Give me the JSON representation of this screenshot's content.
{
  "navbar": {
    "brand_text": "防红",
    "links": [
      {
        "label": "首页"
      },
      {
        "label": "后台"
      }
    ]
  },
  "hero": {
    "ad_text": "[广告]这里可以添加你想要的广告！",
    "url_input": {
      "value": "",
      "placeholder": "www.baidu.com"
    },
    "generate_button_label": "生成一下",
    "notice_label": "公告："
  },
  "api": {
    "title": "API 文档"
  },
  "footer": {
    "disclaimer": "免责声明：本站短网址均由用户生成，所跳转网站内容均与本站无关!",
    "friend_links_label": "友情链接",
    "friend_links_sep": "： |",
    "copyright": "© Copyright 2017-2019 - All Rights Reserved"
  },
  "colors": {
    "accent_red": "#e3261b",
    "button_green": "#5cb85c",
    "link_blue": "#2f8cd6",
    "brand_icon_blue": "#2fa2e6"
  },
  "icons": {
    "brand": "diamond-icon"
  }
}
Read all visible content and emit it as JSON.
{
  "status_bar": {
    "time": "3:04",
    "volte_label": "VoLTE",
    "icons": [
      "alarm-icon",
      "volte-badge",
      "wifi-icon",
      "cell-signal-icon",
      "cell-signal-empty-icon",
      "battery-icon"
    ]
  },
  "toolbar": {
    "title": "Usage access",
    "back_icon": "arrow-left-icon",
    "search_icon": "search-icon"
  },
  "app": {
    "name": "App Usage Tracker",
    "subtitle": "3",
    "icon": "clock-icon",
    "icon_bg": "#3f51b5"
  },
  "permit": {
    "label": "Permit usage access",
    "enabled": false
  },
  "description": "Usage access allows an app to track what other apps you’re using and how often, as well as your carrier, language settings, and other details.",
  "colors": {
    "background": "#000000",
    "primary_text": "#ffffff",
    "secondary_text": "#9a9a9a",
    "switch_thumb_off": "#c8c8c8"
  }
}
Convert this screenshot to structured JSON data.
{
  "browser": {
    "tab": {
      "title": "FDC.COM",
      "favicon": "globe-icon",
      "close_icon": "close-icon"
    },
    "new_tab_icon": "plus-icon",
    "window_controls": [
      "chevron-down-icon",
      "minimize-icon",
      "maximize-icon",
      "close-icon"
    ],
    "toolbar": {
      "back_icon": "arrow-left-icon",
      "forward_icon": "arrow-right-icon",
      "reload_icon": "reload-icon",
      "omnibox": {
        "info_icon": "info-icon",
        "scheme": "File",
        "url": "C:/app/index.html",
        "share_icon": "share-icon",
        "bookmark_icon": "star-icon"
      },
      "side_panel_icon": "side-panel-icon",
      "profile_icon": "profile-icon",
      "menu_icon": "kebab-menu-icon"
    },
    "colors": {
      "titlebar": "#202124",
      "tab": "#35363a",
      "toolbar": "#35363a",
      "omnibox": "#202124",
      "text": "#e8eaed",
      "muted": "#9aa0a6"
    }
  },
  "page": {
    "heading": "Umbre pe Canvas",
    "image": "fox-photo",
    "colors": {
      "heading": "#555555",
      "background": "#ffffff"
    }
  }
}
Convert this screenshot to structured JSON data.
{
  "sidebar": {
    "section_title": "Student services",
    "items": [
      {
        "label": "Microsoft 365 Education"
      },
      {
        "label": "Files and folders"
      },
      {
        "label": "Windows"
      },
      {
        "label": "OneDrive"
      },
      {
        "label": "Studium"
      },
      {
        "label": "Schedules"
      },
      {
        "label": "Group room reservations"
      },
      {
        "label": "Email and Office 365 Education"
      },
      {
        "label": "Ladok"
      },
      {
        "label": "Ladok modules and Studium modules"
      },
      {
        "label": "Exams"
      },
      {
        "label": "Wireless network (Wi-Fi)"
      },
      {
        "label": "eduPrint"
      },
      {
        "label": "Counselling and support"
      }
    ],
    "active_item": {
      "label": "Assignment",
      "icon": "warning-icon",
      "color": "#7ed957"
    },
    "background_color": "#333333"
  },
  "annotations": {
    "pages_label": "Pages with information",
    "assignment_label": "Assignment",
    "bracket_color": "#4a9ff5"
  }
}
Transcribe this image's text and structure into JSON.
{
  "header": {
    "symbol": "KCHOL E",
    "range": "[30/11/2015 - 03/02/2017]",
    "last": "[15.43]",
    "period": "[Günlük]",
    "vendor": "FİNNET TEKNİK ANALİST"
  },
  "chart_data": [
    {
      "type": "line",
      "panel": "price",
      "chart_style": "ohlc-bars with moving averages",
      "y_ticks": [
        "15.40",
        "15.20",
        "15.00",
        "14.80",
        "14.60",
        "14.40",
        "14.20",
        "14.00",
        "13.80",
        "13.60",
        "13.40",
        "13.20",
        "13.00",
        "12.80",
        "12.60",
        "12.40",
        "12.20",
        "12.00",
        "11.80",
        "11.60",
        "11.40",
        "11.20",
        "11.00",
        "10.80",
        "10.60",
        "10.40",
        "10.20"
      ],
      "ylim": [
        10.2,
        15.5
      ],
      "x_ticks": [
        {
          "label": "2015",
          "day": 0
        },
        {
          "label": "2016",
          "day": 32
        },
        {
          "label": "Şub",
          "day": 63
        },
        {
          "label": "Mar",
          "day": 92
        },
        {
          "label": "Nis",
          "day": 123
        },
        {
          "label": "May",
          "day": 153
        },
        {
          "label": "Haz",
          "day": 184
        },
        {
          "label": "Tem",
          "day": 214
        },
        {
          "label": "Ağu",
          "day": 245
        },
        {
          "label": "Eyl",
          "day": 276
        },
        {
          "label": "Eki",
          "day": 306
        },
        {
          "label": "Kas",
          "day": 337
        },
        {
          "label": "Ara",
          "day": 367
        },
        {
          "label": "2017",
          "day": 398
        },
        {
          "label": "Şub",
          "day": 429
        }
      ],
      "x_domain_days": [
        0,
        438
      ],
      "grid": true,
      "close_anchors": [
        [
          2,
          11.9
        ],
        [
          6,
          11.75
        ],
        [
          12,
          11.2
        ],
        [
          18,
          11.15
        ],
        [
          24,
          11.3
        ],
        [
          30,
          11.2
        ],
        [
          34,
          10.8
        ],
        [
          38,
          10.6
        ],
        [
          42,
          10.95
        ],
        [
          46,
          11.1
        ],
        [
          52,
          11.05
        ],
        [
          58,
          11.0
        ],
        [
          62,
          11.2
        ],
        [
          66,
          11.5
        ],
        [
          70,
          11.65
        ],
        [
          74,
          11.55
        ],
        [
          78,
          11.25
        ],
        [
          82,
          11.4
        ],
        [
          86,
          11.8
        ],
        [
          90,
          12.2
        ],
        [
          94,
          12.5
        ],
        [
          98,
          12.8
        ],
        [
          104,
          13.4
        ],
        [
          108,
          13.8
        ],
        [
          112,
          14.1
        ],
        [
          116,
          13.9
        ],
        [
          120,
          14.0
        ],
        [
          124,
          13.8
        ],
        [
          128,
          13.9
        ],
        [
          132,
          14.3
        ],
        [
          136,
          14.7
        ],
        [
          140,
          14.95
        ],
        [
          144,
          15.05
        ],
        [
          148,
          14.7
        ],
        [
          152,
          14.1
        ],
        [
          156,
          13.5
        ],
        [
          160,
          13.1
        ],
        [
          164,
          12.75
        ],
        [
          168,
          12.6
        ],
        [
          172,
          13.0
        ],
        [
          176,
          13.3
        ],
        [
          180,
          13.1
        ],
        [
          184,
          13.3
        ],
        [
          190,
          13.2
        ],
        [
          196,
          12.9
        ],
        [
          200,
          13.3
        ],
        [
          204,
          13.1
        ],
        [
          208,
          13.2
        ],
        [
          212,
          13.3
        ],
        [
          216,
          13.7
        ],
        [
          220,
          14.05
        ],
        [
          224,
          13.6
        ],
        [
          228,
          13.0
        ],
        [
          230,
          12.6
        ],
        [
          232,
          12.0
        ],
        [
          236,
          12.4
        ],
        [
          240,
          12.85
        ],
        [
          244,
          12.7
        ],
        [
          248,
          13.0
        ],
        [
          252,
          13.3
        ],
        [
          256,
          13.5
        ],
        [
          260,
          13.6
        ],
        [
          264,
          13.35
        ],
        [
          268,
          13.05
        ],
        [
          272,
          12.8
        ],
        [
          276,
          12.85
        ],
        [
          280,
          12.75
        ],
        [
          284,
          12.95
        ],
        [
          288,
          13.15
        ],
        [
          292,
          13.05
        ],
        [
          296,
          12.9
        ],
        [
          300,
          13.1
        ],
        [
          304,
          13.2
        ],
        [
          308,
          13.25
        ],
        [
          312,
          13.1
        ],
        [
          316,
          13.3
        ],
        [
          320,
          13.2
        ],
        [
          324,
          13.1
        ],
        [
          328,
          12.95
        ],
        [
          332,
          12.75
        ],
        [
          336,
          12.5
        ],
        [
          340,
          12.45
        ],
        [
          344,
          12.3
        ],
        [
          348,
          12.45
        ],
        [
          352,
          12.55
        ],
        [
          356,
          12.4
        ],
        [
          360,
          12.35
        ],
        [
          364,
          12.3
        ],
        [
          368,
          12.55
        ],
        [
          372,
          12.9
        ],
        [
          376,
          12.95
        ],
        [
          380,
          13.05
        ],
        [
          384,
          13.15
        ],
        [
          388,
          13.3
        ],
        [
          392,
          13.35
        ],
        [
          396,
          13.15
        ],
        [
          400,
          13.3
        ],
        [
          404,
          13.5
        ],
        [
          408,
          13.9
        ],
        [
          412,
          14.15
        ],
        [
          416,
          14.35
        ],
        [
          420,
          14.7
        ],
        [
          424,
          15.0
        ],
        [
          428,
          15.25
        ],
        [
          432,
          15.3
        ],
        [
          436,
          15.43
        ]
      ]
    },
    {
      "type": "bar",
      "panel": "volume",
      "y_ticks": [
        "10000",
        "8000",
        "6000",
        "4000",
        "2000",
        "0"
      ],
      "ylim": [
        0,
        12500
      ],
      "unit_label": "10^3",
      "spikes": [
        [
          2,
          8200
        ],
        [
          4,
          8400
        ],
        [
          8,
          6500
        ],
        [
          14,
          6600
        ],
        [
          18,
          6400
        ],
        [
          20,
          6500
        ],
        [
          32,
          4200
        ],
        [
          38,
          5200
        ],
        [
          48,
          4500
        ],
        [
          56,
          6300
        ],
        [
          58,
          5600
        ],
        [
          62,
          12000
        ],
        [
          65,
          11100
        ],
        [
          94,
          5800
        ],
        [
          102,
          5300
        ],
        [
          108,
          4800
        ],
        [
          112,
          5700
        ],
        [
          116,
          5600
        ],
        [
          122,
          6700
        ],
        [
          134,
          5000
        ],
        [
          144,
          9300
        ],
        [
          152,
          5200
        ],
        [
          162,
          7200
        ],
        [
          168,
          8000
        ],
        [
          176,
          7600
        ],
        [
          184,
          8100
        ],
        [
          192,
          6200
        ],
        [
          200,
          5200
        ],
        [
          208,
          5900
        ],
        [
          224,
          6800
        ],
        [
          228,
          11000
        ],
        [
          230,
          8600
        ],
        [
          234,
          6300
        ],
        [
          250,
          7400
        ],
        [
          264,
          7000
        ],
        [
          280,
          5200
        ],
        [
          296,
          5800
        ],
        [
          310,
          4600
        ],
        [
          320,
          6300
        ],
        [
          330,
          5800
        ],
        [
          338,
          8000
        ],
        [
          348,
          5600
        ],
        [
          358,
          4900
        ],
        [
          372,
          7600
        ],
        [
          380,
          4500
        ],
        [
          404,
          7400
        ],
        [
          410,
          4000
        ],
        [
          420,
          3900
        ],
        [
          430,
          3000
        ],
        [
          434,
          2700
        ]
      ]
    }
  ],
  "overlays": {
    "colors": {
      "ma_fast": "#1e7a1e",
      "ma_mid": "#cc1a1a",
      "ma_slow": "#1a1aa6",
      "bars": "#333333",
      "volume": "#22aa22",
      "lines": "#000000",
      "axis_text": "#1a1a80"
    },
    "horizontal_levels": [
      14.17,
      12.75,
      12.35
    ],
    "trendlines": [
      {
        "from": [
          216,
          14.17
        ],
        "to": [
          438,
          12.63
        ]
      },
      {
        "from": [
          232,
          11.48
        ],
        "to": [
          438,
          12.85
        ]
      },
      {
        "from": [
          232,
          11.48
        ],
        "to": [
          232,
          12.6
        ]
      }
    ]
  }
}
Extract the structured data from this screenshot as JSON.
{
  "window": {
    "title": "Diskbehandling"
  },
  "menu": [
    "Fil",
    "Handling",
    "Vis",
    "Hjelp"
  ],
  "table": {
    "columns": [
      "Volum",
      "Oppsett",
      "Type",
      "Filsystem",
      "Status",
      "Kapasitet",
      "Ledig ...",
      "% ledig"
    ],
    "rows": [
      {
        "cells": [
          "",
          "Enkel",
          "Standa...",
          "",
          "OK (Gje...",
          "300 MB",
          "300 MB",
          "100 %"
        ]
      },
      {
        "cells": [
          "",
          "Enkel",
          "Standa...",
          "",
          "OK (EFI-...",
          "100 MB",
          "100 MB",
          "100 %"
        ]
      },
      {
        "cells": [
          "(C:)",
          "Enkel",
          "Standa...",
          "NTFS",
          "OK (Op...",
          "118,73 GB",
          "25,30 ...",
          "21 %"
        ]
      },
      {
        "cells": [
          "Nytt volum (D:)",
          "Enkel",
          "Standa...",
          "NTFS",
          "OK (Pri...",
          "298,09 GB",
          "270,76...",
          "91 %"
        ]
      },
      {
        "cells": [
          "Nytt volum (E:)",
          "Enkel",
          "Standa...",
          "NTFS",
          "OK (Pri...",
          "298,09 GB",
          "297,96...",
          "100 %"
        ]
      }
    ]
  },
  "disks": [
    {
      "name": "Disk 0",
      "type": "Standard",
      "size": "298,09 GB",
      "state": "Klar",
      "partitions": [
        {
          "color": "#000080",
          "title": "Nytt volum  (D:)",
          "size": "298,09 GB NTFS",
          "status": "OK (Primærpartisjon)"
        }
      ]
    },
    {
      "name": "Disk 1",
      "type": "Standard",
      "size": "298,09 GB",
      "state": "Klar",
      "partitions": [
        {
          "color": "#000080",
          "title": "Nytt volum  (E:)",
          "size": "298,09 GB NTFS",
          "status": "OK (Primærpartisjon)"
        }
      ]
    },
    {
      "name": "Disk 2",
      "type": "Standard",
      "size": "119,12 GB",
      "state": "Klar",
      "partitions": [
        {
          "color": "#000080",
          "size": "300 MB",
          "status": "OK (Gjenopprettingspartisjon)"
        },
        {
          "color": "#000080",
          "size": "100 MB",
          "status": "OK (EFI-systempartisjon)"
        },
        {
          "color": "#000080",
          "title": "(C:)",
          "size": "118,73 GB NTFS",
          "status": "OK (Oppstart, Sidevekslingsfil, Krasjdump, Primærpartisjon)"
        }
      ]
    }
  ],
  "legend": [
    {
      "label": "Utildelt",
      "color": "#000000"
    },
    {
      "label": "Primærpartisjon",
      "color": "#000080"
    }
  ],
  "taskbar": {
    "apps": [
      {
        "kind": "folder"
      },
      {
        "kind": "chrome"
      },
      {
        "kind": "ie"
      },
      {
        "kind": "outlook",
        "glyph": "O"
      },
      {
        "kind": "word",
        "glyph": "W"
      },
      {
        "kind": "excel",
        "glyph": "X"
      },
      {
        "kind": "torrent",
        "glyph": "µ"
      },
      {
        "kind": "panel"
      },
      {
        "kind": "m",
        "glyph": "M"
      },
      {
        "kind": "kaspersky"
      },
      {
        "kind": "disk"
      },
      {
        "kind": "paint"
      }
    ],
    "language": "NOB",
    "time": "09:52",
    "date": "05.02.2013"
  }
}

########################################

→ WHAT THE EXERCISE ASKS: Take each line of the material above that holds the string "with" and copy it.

→ TASK SOLUTION:
    "pages_label": "Pages with information",
      "chart_style": "ohlc-bars with moving averages",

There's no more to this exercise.